Erikson’s Theory of Psychosocial Development
Erik Erikson was born June 15, 1902 in Frankfurt, Germany and died on May 12, 1994. Erik Erikson was best know for his famous theory of psychosocial development that describes the development through the lifespan. Erik Erikson was a neo-freudian psychologist that agreed with many of Freud’s concepts; he just added his own spin and covered the whole lifespan. Erikson believed that nature determines the sequence of the stages, although you must pass through one stage before entering the next stage in order (Berk). The following eight stages described in detail cover what we as humans go through from our first day on earth to our last. These stages shape personality and experiences from childhood to adulthood. These stages are great examples for someone in the healthcare field to be knowledgable of, to help coordinate your care. The first stage of Erickson’s psychosocial development is trust versus mistrust.This is the most fundamental stage that occurs. This stage occurs between birth and one year of age. The main focus of stage one is whether or not the child’s parents are meeting the trust needs of the child. Trust is defined by Erickson as “an essential truthfulness of others as well as a fundamental sense of one’s own trustworthiness”(Sharkey). Infants depend on their parents, especially their mother from the moment they are conceived, they are looking for comfort, food and shelter. If the child is exposed to comfort, dependability, shelter, love and affection, the child will begin to form a trusting view of the world. If the child is not exposed to comfort love, shelter, dependability, love and affection, the child will being to form a view of mistrust against the world. The main questing asked in this stage is “can I trust the world?” When the child experiences a balance of both trust and mistrust the child begins to develop hope. Erickson stated “ hope is both the earliest and the most indispensable virtue inherent in the state of being alive” (Hall). The child must first learn to form a trusting relationship with their caregiver which will lead them to continue to trust their caregiver or begin to mistrust them.
The second stage of Erickson’s psychosocial development is autonomy versus shame and doubt.
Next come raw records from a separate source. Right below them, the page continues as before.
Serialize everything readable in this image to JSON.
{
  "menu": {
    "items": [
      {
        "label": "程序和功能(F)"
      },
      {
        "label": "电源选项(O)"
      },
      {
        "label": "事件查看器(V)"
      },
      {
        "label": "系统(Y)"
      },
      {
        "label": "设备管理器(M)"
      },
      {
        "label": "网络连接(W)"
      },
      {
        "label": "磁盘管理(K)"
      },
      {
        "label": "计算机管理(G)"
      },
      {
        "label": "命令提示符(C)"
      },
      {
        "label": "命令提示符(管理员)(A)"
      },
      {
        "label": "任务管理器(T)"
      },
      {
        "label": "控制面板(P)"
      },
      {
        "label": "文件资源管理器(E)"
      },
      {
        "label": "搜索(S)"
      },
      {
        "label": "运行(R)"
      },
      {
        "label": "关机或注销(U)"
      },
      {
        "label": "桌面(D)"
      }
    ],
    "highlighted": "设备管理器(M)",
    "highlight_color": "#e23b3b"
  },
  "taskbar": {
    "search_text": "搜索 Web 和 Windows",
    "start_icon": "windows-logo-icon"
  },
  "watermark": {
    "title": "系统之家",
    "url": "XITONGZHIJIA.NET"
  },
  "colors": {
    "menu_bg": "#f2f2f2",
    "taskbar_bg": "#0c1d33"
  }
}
This stage occurs from about eighteen months to three years of age. The main focus of this stage is gaining a better sense of control of oneself. This is transitioning into independence of the child. The main question of this stage is “is it okay to be me”? Even though children who are experiencing this stage are focusing on exploring their world, they are still relying on their parents to help them with choosing between good and bad, right and wrong. The child and caregiver are focusing on getting the child toilet trained and having them dress themselves. Erikson believed that